BEGIN

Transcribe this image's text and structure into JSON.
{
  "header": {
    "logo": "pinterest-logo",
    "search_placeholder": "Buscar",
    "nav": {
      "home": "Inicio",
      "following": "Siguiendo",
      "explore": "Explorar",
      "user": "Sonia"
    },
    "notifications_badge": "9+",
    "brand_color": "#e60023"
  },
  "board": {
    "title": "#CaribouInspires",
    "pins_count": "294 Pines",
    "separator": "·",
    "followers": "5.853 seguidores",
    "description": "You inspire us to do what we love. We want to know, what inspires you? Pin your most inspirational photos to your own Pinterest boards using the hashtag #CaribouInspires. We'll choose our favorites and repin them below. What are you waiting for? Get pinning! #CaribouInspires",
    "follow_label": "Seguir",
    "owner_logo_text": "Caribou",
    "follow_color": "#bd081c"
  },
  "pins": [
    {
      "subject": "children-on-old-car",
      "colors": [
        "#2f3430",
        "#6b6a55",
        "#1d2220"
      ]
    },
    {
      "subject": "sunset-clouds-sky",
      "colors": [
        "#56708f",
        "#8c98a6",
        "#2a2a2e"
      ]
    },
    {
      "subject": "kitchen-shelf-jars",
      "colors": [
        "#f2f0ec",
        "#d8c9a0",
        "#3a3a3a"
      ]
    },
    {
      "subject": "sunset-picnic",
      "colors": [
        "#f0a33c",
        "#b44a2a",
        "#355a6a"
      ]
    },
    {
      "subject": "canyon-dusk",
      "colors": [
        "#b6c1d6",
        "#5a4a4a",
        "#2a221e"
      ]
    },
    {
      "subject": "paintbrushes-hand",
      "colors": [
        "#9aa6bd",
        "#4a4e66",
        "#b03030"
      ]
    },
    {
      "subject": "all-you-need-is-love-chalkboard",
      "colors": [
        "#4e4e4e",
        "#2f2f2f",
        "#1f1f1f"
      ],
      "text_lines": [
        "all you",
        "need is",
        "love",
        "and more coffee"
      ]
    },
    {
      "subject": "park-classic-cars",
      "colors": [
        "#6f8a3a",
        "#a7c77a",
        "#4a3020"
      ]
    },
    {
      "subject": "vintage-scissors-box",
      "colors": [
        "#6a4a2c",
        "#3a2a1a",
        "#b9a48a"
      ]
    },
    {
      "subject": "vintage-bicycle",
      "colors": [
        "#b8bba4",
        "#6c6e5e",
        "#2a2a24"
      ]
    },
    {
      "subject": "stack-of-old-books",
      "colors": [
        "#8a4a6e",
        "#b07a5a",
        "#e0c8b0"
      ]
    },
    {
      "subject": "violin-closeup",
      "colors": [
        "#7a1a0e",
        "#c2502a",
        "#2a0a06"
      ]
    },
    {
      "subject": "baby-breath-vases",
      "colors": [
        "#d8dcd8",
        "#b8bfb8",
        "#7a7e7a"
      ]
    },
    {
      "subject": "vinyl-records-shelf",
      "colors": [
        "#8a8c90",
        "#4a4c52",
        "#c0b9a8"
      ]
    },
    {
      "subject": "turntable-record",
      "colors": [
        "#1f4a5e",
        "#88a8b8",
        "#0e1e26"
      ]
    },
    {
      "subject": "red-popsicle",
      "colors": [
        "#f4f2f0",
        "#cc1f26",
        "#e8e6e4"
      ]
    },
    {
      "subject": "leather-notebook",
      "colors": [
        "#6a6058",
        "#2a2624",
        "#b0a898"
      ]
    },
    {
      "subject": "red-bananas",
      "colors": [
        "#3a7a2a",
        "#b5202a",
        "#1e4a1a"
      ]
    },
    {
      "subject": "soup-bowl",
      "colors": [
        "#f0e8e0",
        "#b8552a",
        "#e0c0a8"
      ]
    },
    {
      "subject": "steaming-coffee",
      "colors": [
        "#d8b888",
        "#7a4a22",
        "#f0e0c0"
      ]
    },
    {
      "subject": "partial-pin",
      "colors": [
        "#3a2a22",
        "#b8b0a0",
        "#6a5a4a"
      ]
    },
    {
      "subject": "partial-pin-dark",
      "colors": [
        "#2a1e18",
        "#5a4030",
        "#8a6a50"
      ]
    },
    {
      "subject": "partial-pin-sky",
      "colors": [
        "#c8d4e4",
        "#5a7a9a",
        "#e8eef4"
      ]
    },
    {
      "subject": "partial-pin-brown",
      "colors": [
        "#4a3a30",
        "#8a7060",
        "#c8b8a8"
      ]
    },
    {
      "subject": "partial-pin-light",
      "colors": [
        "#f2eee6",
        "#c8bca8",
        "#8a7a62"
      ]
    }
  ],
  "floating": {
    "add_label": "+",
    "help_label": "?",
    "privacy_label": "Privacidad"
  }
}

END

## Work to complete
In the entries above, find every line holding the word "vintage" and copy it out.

## Answer to this task
      "subject": "vintage-scissors-box",
      "subject": "vintage-bicycle",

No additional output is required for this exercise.